_The problem_
In the entries below, find each line with the word "dolar" and pull it out.

_Data to examine_
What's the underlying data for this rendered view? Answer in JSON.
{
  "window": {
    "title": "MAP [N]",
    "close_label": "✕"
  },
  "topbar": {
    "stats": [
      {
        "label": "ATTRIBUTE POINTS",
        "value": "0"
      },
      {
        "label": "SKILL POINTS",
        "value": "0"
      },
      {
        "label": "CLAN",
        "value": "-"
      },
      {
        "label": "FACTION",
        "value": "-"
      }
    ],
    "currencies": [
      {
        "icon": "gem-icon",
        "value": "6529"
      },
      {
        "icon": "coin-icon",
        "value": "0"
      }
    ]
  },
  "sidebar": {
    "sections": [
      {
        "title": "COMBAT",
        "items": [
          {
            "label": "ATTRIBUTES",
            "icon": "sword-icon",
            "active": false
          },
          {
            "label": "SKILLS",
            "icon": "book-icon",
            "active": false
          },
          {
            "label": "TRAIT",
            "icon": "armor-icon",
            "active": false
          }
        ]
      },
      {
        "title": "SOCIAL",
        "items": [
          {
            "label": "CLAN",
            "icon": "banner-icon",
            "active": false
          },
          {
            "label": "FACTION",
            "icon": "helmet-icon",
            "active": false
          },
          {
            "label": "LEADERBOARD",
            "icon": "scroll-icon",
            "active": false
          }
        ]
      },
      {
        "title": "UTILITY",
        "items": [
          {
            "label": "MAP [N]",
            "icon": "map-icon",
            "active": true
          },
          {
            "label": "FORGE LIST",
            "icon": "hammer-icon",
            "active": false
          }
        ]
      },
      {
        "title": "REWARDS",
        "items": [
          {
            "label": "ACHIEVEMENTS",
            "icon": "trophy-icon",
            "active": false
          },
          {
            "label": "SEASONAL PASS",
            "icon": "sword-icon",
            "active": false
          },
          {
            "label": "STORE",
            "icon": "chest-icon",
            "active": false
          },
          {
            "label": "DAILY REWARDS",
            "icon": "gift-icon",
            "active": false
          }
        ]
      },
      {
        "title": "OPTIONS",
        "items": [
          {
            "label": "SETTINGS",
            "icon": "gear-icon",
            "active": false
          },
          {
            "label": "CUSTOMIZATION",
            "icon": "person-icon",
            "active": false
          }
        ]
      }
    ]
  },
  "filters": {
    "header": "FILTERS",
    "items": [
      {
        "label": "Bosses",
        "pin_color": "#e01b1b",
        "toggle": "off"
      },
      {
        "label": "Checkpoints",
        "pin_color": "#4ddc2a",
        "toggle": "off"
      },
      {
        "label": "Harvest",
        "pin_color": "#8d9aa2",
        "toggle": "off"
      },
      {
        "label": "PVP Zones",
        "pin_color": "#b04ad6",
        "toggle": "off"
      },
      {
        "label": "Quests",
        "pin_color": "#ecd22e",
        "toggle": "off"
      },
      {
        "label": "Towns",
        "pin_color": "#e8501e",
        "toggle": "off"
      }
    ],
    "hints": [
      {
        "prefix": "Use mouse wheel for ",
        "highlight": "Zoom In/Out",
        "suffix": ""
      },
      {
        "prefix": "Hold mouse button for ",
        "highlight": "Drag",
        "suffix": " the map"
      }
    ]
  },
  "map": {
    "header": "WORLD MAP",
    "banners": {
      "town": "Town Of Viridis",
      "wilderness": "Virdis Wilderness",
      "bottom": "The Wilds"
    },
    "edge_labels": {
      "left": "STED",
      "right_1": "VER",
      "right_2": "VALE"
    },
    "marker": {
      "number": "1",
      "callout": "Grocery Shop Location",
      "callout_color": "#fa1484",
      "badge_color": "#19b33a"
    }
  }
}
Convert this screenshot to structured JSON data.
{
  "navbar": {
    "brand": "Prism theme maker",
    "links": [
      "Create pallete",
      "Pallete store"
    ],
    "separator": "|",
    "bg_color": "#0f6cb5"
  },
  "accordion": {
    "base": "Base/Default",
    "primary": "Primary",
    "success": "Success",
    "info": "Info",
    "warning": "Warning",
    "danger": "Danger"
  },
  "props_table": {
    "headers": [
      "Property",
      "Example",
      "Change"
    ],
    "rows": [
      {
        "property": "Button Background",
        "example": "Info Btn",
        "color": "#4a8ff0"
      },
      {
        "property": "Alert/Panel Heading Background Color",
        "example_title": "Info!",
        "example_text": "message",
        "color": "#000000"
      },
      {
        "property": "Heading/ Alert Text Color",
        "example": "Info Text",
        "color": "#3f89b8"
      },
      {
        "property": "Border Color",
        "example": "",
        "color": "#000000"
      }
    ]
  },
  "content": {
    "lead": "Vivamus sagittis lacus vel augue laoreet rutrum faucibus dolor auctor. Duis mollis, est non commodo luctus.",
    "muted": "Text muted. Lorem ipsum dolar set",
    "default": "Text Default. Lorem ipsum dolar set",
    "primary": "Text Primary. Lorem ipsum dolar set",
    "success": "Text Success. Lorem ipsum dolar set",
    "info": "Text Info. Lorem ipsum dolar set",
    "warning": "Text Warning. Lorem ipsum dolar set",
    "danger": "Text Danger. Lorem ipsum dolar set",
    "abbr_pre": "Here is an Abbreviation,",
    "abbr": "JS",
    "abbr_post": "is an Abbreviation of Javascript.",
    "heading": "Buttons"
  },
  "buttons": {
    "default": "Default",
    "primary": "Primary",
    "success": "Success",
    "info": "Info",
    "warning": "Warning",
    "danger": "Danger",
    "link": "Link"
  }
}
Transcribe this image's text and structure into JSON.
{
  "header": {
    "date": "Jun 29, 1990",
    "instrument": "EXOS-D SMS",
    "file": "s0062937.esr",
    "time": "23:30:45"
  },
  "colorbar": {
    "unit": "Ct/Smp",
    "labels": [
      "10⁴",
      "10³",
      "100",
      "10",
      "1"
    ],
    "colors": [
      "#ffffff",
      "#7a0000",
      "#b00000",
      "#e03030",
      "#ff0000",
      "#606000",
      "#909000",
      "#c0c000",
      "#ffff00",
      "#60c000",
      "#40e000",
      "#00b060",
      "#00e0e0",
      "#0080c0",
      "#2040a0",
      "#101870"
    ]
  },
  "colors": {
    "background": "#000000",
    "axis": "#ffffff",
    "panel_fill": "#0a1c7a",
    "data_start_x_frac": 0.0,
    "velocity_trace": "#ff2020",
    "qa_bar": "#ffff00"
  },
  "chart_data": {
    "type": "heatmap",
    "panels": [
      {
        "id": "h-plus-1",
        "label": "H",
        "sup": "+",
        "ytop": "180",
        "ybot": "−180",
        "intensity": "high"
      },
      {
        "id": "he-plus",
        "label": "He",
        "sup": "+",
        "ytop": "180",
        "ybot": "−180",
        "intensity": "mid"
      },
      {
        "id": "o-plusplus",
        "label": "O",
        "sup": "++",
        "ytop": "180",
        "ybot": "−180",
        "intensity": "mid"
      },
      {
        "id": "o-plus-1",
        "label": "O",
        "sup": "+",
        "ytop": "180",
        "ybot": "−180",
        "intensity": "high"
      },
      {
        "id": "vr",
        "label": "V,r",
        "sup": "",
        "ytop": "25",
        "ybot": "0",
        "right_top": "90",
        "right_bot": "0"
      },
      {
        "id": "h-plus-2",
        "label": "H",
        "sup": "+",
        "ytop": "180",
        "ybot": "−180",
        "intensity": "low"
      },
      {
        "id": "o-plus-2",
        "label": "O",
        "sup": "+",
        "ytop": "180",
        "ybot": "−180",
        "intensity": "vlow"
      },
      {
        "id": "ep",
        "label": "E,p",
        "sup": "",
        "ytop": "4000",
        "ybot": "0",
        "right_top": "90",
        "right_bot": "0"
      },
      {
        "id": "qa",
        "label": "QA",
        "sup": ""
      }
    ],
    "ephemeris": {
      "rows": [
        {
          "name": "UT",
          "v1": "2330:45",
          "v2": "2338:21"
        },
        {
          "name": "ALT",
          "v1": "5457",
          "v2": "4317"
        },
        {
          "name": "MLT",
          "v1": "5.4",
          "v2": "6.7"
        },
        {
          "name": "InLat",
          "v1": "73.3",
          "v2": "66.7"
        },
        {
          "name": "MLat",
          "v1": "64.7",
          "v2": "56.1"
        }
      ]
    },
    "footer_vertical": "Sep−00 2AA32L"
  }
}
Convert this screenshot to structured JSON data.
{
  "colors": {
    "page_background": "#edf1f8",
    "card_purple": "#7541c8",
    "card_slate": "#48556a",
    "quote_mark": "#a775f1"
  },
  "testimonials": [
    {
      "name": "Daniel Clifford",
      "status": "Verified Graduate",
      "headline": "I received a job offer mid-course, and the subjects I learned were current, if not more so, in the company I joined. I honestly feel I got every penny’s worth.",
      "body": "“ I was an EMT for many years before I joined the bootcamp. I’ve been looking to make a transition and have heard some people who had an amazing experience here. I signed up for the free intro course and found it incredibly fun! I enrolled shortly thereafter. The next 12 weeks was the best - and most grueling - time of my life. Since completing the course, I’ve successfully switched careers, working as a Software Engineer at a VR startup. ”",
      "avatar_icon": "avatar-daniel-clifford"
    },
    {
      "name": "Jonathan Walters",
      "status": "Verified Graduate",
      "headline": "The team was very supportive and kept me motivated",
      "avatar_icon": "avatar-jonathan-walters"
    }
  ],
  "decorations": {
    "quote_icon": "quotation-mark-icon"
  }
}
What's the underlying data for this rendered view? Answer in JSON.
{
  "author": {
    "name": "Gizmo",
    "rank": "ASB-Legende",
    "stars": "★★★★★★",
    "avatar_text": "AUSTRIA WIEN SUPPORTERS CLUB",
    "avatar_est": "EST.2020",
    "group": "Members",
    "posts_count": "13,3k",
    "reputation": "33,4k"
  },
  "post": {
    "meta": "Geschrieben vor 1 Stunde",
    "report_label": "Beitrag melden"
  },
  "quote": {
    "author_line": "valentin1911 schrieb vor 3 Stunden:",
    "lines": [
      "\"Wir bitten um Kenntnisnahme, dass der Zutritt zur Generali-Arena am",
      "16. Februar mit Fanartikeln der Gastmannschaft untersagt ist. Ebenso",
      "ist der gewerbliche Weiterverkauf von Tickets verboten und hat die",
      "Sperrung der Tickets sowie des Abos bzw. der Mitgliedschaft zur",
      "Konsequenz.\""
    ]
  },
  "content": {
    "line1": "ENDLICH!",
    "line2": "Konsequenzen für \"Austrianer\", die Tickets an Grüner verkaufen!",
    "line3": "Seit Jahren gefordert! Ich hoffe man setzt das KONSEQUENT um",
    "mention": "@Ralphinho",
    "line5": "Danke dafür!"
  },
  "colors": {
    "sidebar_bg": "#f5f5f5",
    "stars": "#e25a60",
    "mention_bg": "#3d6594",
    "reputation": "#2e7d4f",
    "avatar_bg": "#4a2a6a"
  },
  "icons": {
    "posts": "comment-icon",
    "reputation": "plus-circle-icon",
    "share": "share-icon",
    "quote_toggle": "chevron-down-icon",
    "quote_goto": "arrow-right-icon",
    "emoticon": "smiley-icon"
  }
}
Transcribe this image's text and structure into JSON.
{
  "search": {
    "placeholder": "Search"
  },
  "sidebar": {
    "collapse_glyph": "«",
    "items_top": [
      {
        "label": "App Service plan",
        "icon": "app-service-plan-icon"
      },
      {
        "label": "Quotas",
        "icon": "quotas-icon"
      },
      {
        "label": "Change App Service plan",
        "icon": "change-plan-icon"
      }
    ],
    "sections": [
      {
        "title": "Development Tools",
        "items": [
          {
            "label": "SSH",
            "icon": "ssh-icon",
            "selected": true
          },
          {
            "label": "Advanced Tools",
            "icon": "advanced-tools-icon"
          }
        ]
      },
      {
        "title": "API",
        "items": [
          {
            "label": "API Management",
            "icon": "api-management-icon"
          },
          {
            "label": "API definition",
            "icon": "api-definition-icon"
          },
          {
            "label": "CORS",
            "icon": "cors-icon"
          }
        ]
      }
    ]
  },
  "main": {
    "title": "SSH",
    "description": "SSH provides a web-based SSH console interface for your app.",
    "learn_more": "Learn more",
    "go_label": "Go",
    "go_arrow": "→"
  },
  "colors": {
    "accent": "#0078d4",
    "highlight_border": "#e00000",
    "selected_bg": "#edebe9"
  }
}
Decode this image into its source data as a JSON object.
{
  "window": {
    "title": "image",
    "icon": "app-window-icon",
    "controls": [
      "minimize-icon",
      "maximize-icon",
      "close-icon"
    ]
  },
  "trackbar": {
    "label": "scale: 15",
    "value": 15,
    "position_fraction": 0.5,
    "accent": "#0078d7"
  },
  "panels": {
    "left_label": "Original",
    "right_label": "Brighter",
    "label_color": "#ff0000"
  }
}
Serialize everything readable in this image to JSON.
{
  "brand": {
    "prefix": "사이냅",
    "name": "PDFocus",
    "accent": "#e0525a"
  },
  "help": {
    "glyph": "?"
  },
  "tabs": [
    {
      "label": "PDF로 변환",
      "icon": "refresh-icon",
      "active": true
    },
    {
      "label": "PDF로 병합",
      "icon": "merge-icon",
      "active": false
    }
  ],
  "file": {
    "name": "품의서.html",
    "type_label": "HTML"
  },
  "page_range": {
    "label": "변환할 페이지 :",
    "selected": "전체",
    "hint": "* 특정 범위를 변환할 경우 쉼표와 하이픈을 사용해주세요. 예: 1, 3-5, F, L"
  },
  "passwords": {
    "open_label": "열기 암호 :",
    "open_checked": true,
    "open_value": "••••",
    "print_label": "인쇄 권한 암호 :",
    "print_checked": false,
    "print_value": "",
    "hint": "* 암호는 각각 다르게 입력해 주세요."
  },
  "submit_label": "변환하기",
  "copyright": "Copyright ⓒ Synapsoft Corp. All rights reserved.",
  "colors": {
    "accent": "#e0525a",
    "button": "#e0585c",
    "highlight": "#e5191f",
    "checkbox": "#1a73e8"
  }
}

_Solution to this exercise_
    "muted": "Text muted. Lorem ipsum dolar set",
    "default": "Text Default. Lorem ipsum dolar set",
    "primary": "Text Primary. Lorem ipsum dolar set",
    "success": "Text Success. Lorem ipsum dolar set",
    "info": "Text Info. Lorem ipsum dolar set",
    "warning": "Text Warning. Lorem ipsum dolar set",
    "danger": "Text Danger. Lorem ipsum dolar set",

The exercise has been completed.